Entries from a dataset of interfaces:
-- Opening Marker --

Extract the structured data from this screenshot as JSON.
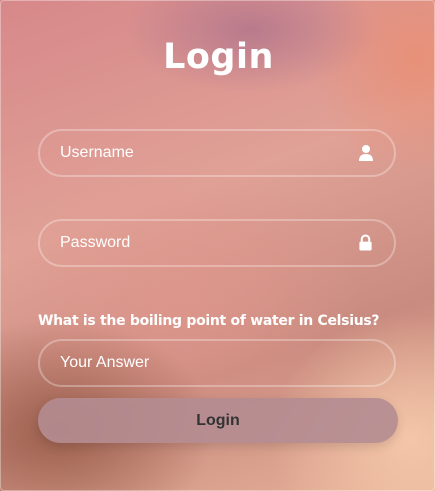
{
  "form": {
    "title": "Login",
    "username": {
      "placeholder": "Username",
      "value": "",
      "icon": "user-icon"
    },
    "password": {
      "placeholder": "Password",
      "value": "",
      "icon": "lock-icon"
    },
    "captcha": {
      "question": "What is the boiling point of water in Celsius?",
      "placeholder": "Your Answer",
      "value": ""
    },
    "submit_label": "Login"
  },
  "colors": {
    "text": "#ffffff",
    "button_bg": "#b48c91",
    "button_text": "#333333"
  }
}
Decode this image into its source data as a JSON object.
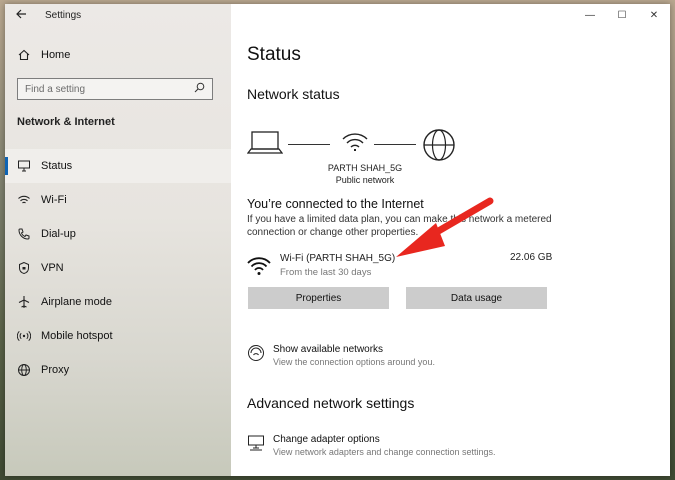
{
  "app": {
    "title": "Settings"
  },
  "window_controls": {
    "minimize": "—",
    "maximize": "☐",
    "close": "✕"
  },
  "sidebar": {
    "home_label": "Home",
    "search_placeholder": "Find a setting",
    "section_label": "Network & Internet",
    "items": [
      {
        "label": "Status",
        "icon": "status-icon",
        "active": true
      },
      {
        "label": "Wi-Fi",
        "icon": "wifi-icon"
      },
      {
        "label": "Dial-up",
        "icon": "phone-icon"
      },
      {
        "label": "VPN",
        "icon": "vpn-icon"
      },
      {
        "label": "Airplane mode",
        "icon": "airplane-icon"
      },
      {
        "label": "Mobile hotspot",
        "icon": "hotspot-icon"
      },
      {
        "label": "Proxy",
        "icon": "globe-icon"
      }
    ]
  },
  "main": {
    "page_title": "Status",
    "network_status_heading": "Network status",
    "network": {
      "name": "PARTH SHAH_5G",
      "type": "Public network"
    },
    "connected_title": "You’re connected to the Internet",
    "connected_desc": "If you have a limited data plan, you can make this network a metered connection or change other properties.",
    "connection": {
      "name": "Wi-Fi (PARTH SHAH_5G)",
      "period": "From the last 30 days",
      "usage": "22.06 GB"
    },
    "buttons": {
      "properties": "Properties",
      "data_usage": "Data usage"
    },
    "show_networks": {
      "title": "Show available networks",
      "desc": "View the connection options around you."
    },
    "advanced_heading": "Advanced network settings",
    "change_adapter": {
      "title": "Change adapter options",
      "desc": "View network adapters and change connection settings."
    }
  },
  "colors": {
    "accent": "#0f64b4",
    "annotation_arrow": "#e8271f",
    "button_bg": "#cccccc"
  }
}
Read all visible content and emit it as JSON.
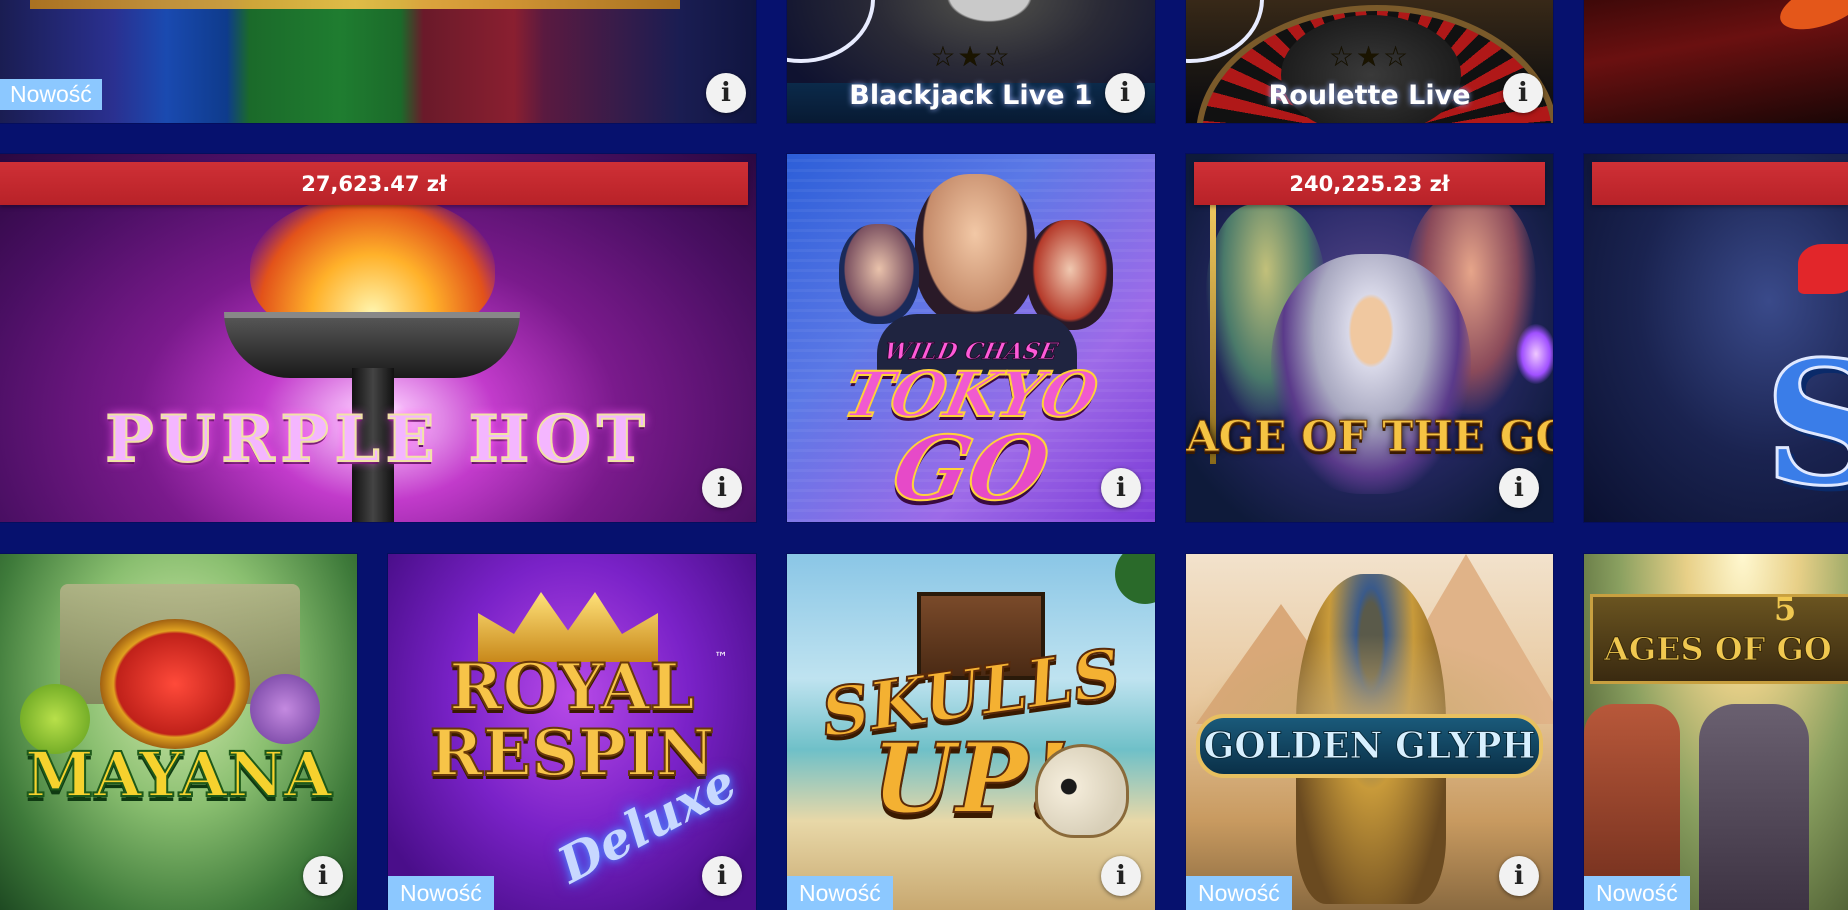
{
  "rows": {
    "top": {
      "tiles": [
        {
          "badge": "Nowość"
        },
        {
          "title": "Blackjack Live 1",
          "stars": "☆★☆"
        },
        {
          "title": "Roulette Live",
          "stars": "☆★☆"
        },
        {}
      ]
    },
    "middle": {
      "tiles": [
        {
          "jackpot": "27,623.47 zł",
          "logo": "PURPLE HOT"
        },
        {
          "logo_top": "WILD CHASE",
          "logo_mid": "TOKYO",
          "logo_bottom": "GO"
        },
        {
          "jackpot": "240,225.23 zł",
          "logo": "AGE OF THE GODS"
        },
        {
          "jackpot": "",
          "logo": "S"
        }
      ]
    },
    "bottom": {
      "tiles": [
        {
          "logo": "MAYANA"
        },
        {
          "badge": "Nowość",
          "logo_top": "ROYAL",
          "logo_mid": "RESPIN",
          "logo_bottom": "Deluxe",
          "tm": "™"
        },
        {
          "badge": "Nowość",
          "logo_top": "SKULLS",
          "logo_bottom": "UP!"
        },
        {
          "badge": "Nowość",
          "logo": "GOLDEN GLYPH"
        },
        {
          "badge": "Nowość",
          "logo_num": "5",
          "logo": "AGES OF GO"
        }
      ]
    }
  },
  "info_glyph": "i",
  "colors": {
    "page_background": "#06116e",
    "jackpot_bar": "#c42a30",
    "new_badge": "#8cc8ff"
  }
}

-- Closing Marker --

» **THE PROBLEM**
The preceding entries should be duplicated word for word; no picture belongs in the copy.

» **ANSWER BELOW**
Extract the structured data from this screenshot as JSON.
{
  "form": {
    "title": "Login",
    "username": {
      "placeholder": "Username",
      "value": "",
      "icon": "user-icon"
    },
    "password": {
      "placeholder": "Password",
      "value": "",
      "icon": "lock-icon"
    },
    "captcha": {
      "question": "What is the boiling point of water in Celsius?",
      "placeholder": "Your Answer",
      "value": ""
    },
    "submit_label": "Login"
  },
  "colors": {
    "text": "#ffffff",
    "button_bg": "#b48c91",
    "button_text": "#333333"
  }
}
Decode this image into its source data as a JSON object.
{
  "app": {
    "title": "Settings"
  },
  "window_controls": {
    "minimize": "—",
    "maximize": "☐",
    "close": "✕"
  },
  "sidebar": {
    "home_label": "Home",
    "search_placeholder": "Find a setting",
    "section_label": "Network & Internet",
    "items": [
      {
        "label": "Status",
        "icon": "status-icon",
        "active": true
      },
      {
        "label": "Wi-Fi",
        "icon": "wifi-icon"
      },
      {
        "label": "Dial-up",
        "icon": "phone-icon"
      },
      {
        "label": "VPN",
        "icon": "vpn-icon"
      },
      {
        "label": "Airplane mode",
        "icon": "airplane-icon"
      },
      {
        "label": "Mobile hotspot",
        "icon": "hotspot-icon"
      },
      {
        "label": "Proxy",
        "icon": "globe-icon"
      }
    ]
  },
  "main": {
    "page_title": "Status",
    "network_status_heading": "Network status",
    "network": {
      "name": "PARTH SHAH_5G",
      "type": "Public network"
    },
    "connected_title": "You’re connected to the Internet",
    "connected_desc": "If you have a limited data plan, you can make this network a metered connection or change other properties.",
    "connection": {
      "name": "Wi-Fi (PARTH SHAH_5G)",
      "period": "From the last 30 days",
      "usage": "22.06 GB"
    },
    "buttons": {
      "properties": "Properties",
      "data_usage": "Data usage"
    },
    "show_networks": {
      "title": "Show available networks",
      "desc": "View the connection options around you."
    },
    "advanced_heading": "Advanced network settings",
    "change_adapter": {
      "title": "Change adapter options",
      "desc": "View network adapters and change connection settings."
    }
  },
  "colors": {
    "accent": "#0f64b4",
    "annotation_arrow": "#e8271f",
    "button_bg": "#cccccc"
  }
}
Read all visible content and emit it as JSON.
{
  "rows": {
    "top": {
      "tiles": [
        {
          "badge": "Nowość"
        },
        {
          "title": "Blackjack Live 1",
          "stars": "☆★☆"
        },
        {
          "title": "Roulette Live",
          "stars": "☆★☆"
        },
        {}
      ]
    },
    "middle": {
      "tiles": [
        {
          "jackpot": "27,623.47 zł",
          "logo": "PURPLE HOT"
        },
        {
          "logo_top": "WILD CHASE",
          "logo_mid": "TOKYO",
          "logo_bottom": "GO"
        },
        {
          "jackpot": "240,225.23 zł",
          "logo": "AGE OF THE GODS"
        },
        {
          "jackpot": "",
          "logo": "S"
        }
      ]
    },
    "bottom": {
      "tiles": [
        {
          "logo": "MAYANA"
        },
        {
          "badge": "Nowość",
          "logo_top": "ROYAL",
          "logo_mid": "RESPIN",
          "logo_bottom": "Deluxe",
          "tm": "™"
        },
        {
          "badge": "Nowość",
          "logo_top": "SKULLS",
          "logo_bottom": "UP!"
        },
        {
          "badge": "Nowość",
          "logo": "GOLDEN GLYPH"
        },
        {
          "badge": "Nowość",
          "logo_num": "5",
          "logo": "AGES OF GO"
        }
      ]
    }
  },
  "info_glyph": "i",
  "colors": {
    "page_background": "#06116e",
    "jackpot_bar": "#c42a30",
    "new_badge": "#8cc8ff"
  }
}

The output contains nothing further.